But more importantly, the purpose of savings is to save your money. So transferring money from your savings too often is a budget breaking habit. One way to ditch this habit is to exclude the money in your savings from your monthly planning. Don’t even consider it as a backup, in case you need more money for the month. Just let it sit in savings, indefinitely, collecting interest.

Smaller Purchases

A Starbucks coffee. A lunch from that restaurant at work. A video game. Another coffee from Starbucks. A shirt. Dinner from Little Caesars. These purchases add up. Pretty soon you could spend $50 to $100 in a day without noticing.
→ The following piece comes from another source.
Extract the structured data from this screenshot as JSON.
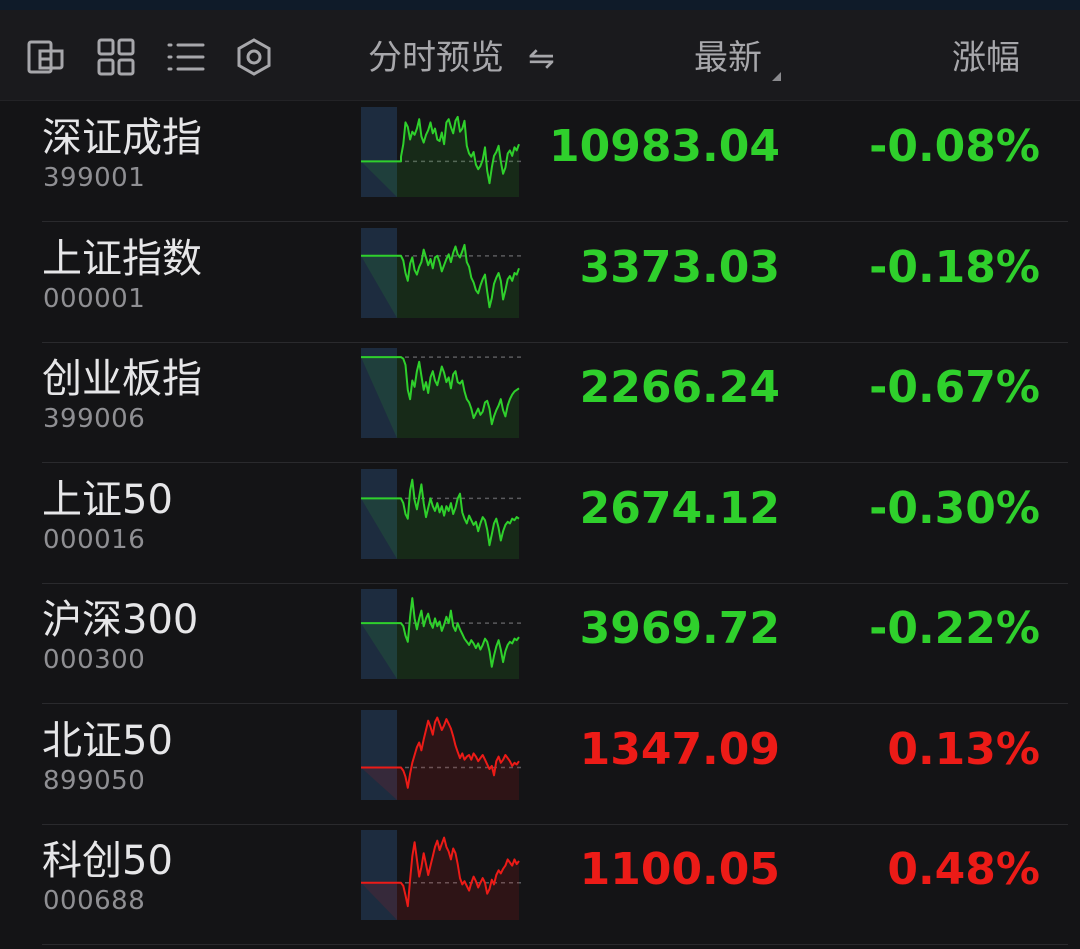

Purchasing on the go without accounting for it in your budget is a budget breaking habit. When you’re creating your budget, apportion money, weekly or daily, for small, miscellaneous purchases. This should allow some wiggle room for coffees and, maybe once in a while, a pizza. But whatever you do, don’t buy something if you haven’t accounted for it in your budget. That way, you’ll always be safe.

Conclusion

Creating a budget is an important step toward creating a better future for yourself. It’s an easy way to plan ahead and save. It’s also a stress-free way of enjoying yourself in the present: because you know that bill a month from now will be paid off with the money you’ve set aside for it. But a budget won’t work if you develop bad habits. If you have them, break these two habits, or they will break your budget.